Ageing is associated with higher morbidity and mortality, and declining immune function, termed immunesenescence. The present study examined the effects of an acute laboratory psychological stress task on innate immunity, specifically neutrophil function, among older adults. The two functional assays used were phagocytosis of Escherichia coli and stimulated superoxide production. Participants were 17 (11 female) older adults (mean age 75.7, SD=7.06 years). Blood samples to determine neutrophil function by flow cytometry were taken at the end of resting baseline, during an acute stress task and during recovery.

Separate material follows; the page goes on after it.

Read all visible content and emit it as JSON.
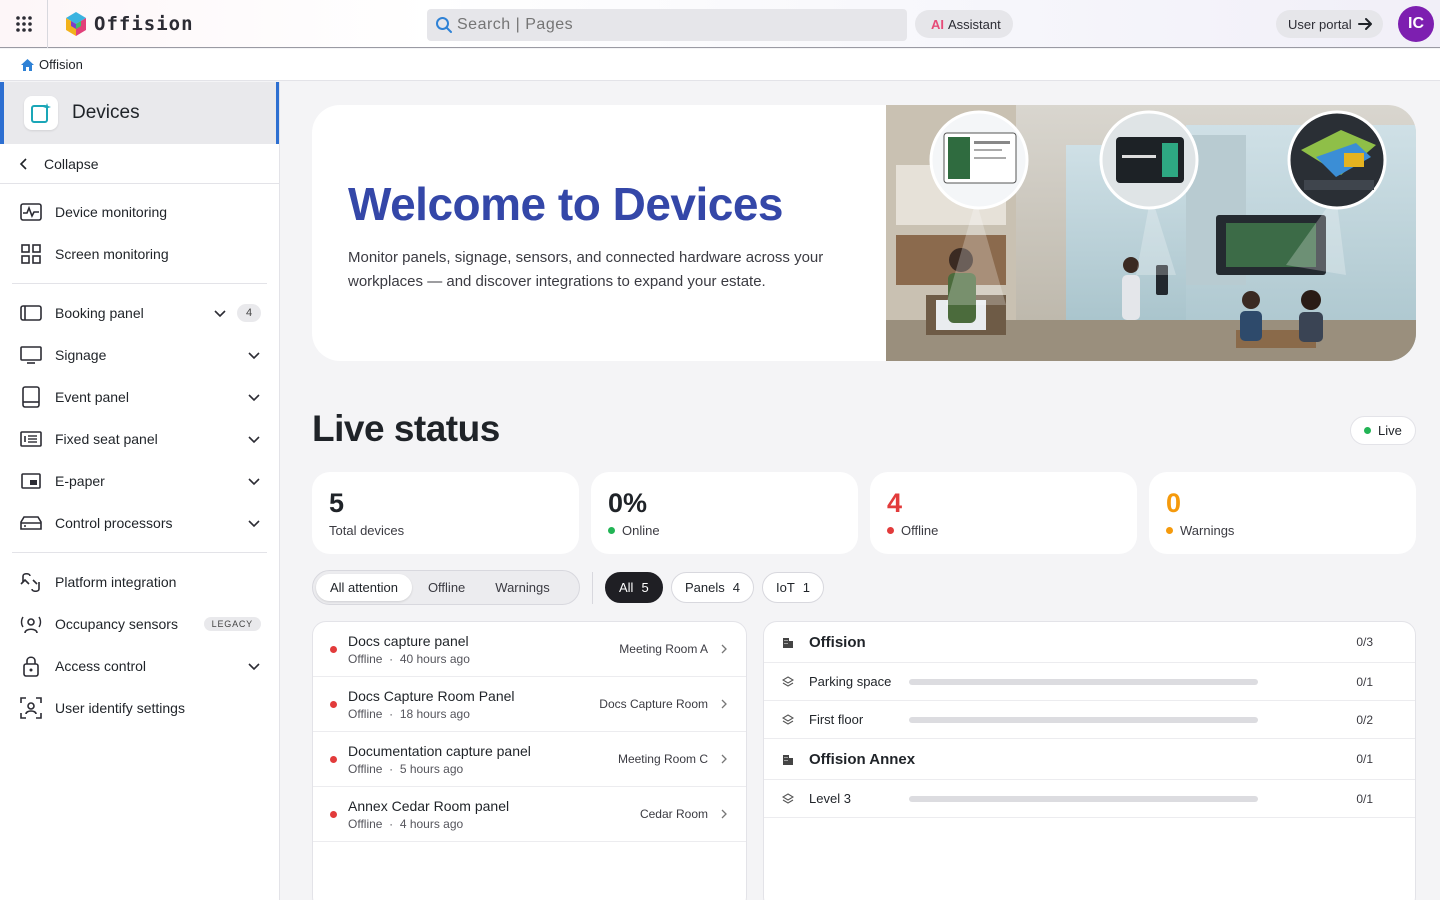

The stress task was an 8-minute time-pressured mental arithmetic challenge with social evaluation. There was a significant reduction in neutrophil superoxide production, p=.017, η(2)(p)=.240, associated with the stress task relative to baseline, but no effect on phagocytosis. The results of this study could contribute to explaining the increased risk of infection in older adults, particularly those subject to frequent stress exposures. Future research is needed to explore the underlying mechanisms of acute stress effects on human neutrophil function in older adults in greater detail.
|Number of pages||7|
|Journal||International journal of psychophysiology : official journal of the International Organization of Psychophysiology|
|Publication status||Published - Dec 2012|
- Aged, Aged, 80 and over, Aging, Analysis of Variance, Blood Pressure, Dehydroepiandrosterone, Enzyme-Linked Immunosorbent Assay, Female, Flow Cytometry, Heart Rate, Humans, Hydrocortisone, Lymphocytes, Male, Mental Status Schedule, Neutrophils, Phagocytosis, Questionnaires, Stress, Psychological, Superoxides, Time Factors